Look through the data below and return each line where "message" appears.

[App and web page records]
──────────────────────────────

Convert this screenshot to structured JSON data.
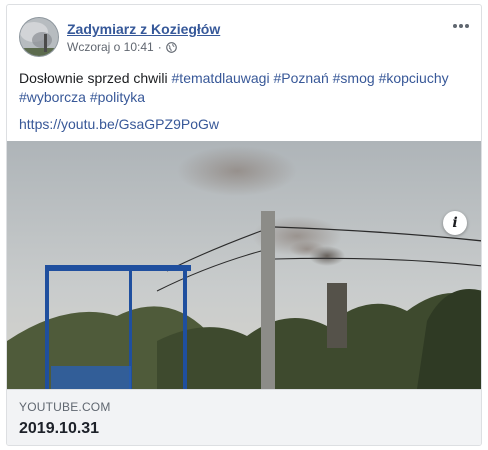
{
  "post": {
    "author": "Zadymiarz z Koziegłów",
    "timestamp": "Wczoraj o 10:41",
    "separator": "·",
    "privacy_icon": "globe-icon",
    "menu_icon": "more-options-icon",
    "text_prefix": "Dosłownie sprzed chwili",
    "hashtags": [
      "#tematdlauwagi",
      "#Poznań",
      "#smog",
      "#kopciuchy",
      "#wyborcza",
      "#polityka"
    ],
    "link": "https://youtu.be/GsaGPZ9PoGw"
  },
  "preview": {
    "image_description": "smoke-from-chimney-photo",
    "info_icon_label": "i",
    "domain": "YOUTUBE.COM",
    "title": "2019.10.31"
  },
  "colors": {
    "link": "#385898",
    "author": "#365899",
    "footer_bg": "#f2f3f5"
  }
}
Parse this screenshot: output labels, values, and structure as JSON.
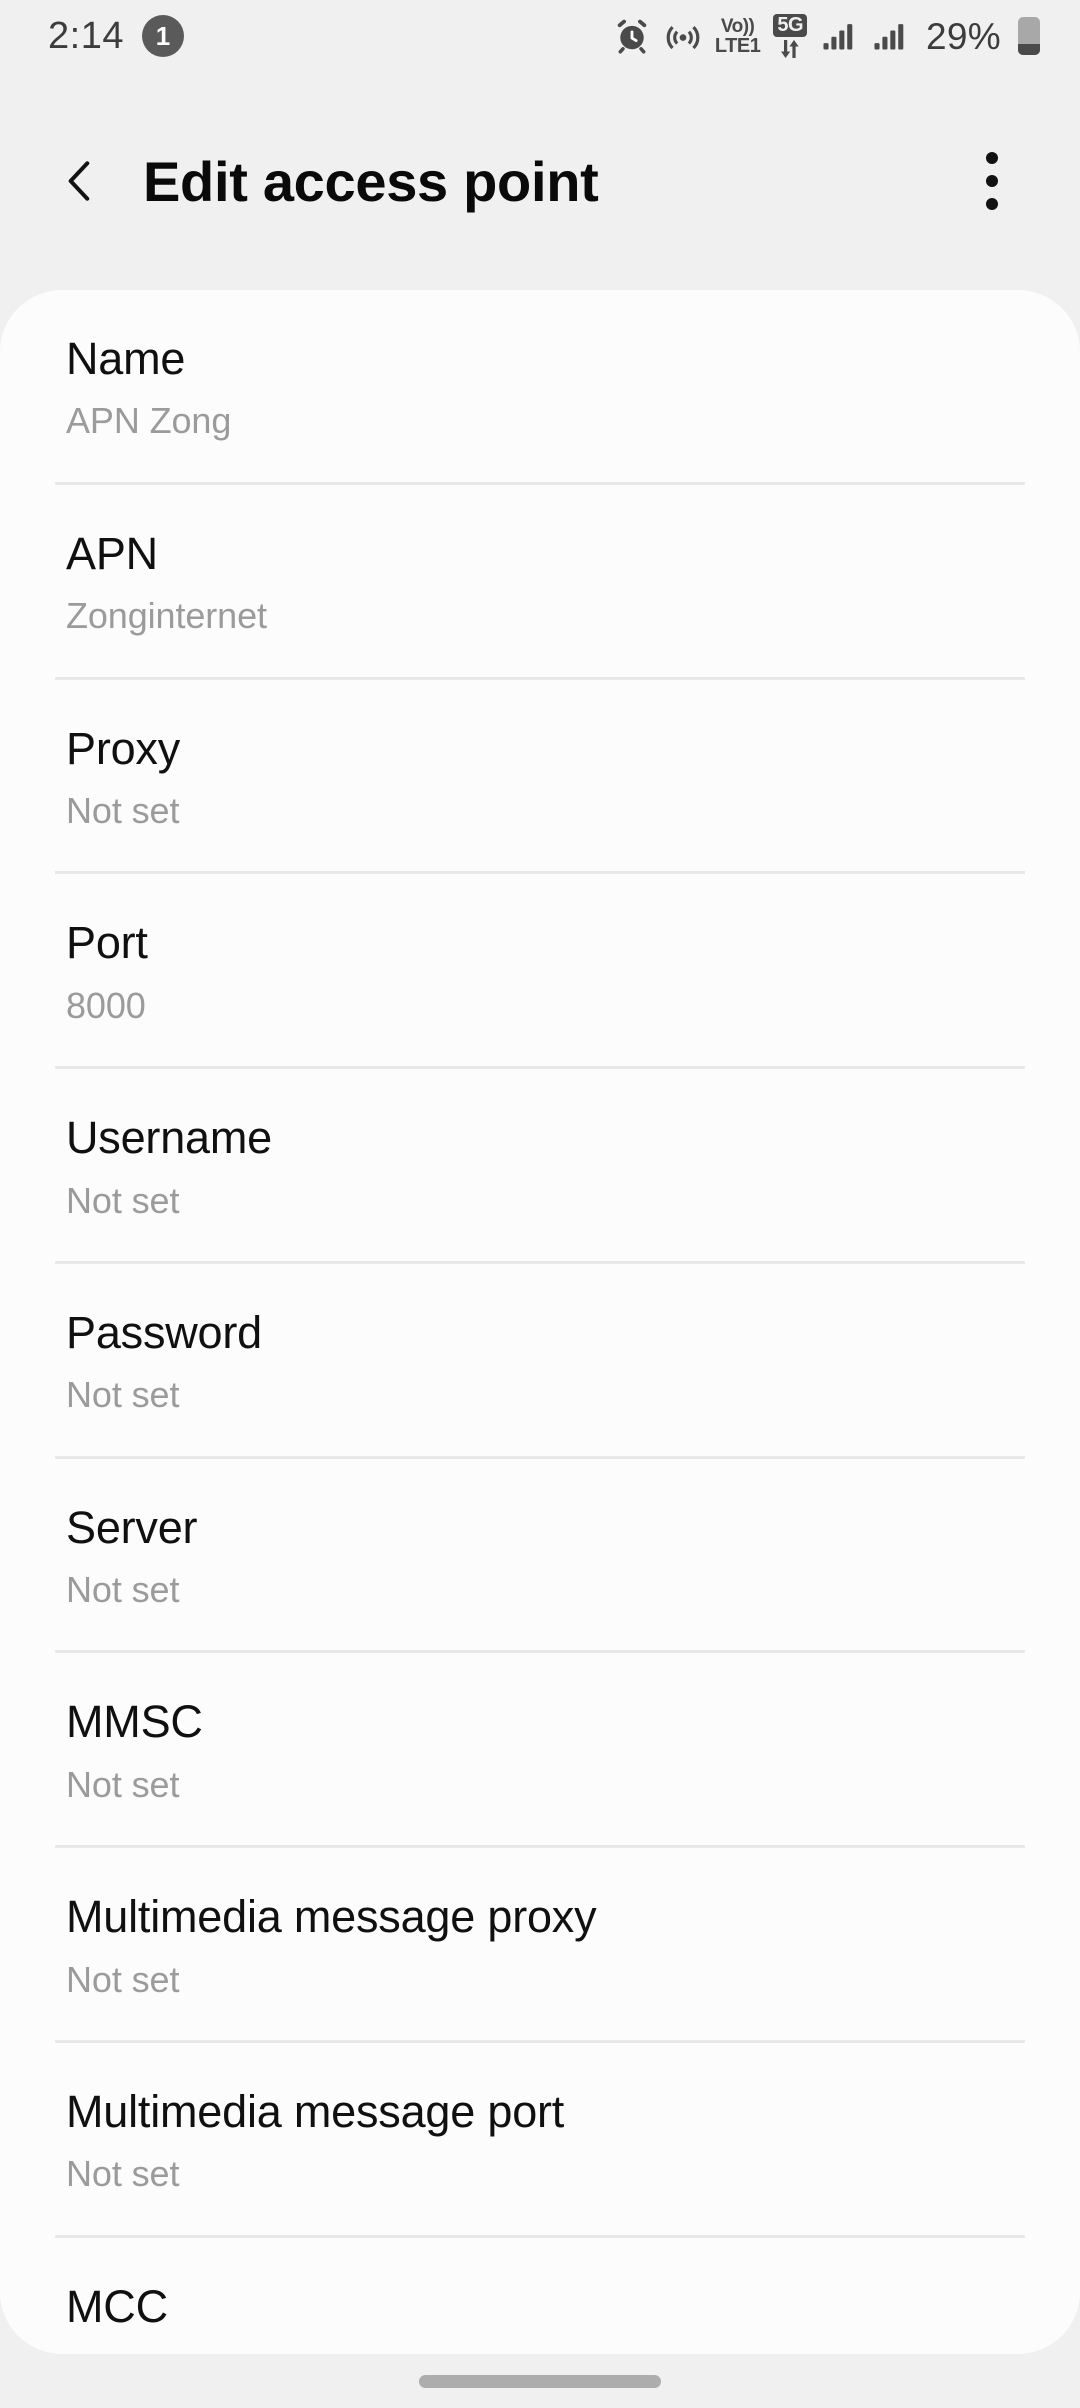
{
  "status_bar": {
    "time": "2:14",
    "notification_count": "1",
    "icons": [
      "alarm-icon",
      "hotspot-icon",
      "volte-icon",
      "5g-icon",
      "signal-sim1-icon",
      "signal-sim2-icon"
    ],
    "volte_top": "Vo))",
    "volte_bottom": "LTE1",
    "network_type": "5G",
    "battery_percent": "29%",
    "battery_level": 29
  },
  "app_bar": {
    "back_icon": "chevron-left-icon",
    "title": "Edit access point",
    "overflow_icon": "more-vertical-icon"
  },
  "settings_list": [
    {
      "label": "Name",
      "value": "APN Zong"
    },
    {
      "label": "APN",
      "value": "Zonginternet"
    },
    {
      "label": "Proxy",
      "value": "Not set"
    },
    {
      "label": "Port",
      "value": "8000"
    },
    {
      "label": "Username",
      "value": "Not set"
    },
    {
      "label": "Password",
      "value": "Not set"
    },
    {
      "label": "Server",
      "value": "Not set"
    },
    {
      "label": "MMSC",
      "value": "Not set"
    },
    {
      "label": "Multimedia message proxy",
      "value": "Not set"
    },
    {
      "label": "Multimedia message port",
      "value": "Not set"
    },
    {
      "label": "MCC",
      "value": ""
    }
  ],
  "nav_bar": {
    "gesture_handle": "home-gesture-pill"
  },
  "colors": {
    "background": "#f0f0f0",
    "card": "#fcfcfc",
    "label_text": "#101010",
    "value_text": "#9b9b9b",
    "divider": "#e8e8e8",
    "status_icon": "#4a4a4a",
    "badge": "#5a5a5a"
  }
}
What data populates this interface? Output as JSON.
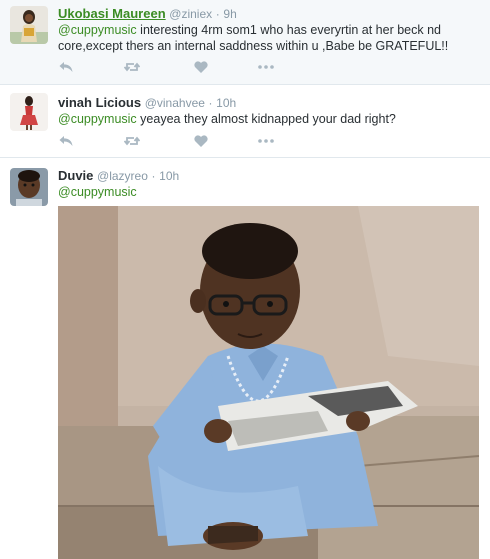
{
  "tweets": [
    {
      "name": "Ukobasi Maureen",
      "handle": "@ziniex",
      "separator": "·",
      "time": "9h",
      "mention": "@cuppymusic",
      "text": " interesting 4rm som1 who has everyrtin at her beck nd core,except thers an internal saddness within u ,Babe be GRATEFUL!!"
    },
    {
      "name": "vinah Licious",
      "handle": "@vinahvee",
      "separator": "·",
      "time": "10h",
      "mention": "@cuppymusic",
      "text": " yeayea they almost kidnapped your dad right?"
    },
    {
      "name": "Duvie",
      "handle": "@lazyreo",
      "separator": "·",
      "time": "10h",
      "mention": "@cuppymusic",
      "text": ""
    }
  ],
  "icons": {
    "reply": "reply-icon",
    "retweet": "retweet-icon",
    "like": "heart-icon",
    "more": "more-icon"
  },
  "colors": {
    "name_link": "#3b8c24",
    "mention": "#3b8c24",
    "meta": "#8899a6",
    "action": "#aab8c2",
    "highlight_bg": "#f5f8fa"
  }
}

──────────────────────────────

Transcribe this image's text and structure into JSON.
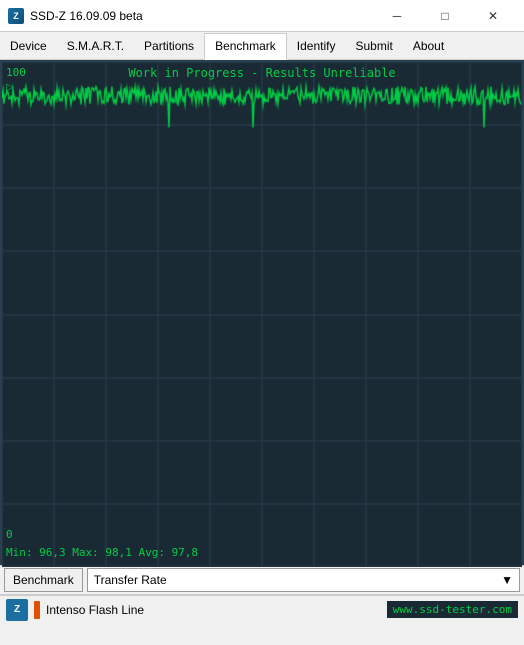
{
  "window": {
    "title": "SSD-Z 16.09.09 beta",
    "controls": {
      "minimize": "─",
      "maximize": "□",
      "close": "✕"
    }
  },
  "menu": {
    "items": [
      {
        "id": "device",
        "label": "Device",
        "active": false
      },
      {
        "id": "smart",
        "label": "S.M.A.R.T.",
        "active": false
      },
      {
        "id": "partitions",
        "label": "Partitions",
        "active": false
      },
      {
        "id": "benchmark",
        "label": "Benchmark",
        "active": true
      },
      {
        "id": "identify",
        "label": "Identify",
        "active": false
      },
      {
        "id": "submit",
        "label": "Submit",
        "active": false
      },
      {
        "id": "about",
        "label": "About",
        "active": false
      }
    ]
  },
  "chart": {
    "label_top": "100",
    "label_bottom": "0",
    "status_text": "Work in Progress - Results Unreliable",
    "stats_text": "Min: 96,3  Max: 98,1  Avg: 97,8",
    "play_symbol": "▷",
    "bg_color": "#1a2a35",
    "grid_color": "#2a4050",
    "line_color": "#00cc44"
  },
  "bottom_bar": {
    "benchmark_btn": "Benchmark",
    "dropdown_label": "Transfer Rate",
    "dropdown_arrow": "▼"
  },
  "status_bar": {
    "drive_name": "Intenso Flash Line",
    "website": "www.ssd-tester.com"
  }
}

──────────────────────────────

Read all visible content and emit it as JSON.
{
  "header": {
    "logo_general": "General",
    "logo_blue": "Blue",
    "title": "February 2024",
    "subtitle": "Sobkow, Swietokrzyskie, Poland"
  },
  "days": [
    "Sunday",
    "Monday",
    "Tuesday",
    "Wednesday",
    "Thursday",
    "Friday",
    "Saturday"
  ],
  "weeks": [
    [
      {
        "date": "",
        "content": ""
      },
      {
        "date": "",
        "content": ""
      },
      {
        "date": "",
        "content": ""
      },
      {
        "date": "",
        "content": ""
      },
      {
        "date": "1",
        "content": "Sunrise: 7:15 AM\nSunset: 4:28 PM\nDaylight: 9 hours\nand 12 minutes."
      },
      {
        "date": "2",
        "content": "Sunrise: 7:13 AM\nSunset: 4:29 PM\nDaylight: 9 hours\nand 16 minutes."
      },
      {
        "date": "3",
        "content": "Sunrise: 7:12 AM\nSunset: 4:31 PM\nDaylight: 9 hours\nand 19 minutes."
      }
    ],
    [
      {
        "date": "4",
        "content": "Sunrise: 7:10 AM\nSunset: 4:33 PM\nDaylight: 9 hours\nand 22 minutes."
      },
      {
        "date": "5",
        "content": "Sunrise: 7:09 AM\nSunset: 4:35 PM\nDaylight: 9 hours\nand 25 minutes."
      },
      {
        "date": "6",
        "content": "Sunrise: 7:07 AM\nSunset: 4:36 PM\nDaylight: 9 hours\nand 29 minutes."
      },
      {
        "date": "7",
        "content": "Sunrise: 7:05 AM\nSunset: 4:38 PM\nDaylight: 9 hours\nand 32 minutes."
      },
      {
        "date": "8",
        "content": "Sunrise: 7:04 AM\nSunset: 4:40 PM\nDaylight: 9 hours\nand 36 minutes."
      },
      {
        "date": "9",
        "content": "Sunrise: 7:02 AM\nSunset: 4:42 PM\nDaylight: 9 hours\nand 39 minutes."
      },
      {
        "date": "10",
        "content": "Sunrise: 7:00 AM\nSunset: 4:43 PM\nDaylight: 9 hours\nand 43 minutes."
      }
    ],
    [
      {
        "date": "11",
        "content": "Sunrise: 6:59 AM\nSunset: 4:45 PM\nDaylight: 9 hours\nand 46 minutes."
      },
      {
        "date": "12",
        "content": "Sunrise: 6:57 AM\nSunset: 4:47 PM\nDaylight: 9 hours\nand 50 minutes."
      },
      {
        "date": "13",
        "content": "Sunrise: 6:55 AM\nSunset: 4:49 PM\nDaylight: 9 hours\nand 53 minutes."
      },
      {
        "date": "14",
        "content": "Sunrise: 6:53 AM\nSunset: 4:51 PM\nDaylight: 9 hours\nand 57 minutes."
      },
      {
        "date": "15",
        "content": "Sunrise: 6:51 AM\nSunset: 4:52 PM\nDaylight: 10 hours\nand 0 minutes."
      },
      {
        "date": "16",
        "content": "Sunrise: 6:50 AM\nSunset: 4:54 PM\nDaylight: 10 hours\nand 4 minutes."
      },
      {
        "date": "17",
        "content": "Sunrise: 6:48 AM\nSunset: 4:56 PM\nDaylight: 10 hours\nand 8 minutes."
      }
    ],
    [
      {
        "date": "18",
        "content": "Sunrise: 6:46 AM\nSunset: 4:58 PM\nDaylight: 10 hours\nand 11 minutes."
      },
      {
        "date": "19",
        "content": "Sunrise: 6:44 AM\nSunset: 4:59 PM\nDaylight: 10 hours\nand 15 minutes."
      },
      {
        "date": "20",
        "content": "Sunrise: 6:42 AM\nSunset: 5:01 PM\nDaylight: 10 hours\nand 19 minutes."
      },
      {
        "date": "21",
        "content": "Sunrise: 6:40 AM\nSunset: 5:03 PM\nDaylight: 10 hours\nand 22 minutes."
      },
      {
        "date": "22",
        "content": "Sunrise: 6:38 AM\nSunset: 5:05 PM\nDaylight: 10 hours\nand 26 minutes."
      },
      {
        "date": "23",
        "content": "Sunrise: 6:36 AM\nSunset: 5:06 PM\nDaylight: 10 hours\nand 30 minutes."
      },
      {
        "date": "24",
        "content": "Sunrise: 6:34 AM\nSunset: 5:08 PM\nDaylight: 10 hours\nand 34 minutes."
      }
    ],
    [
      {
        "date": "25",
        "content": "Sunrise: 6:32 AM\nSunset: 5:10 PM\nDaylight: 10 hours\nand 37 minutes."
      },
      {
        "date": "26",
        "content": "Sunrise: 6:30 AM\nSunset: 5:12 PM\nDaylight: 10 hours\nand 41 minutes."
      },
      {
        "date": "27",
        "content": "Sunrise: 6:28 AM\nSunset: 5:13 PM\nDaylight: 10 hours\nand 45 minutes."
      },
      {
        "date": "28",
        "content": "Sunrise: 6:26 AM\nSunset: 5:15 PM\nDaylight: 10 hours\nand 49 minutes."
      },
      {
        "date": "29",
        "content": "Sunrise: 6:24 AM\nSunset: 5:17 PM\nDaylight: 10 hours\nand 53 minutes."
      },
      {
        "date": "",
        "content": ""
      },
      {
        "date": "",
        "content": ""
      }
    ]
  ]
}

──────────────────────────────

§ **Output for this exercise**:
      "label": "Multimedia message proxy",
      "label": "Multimedia message port",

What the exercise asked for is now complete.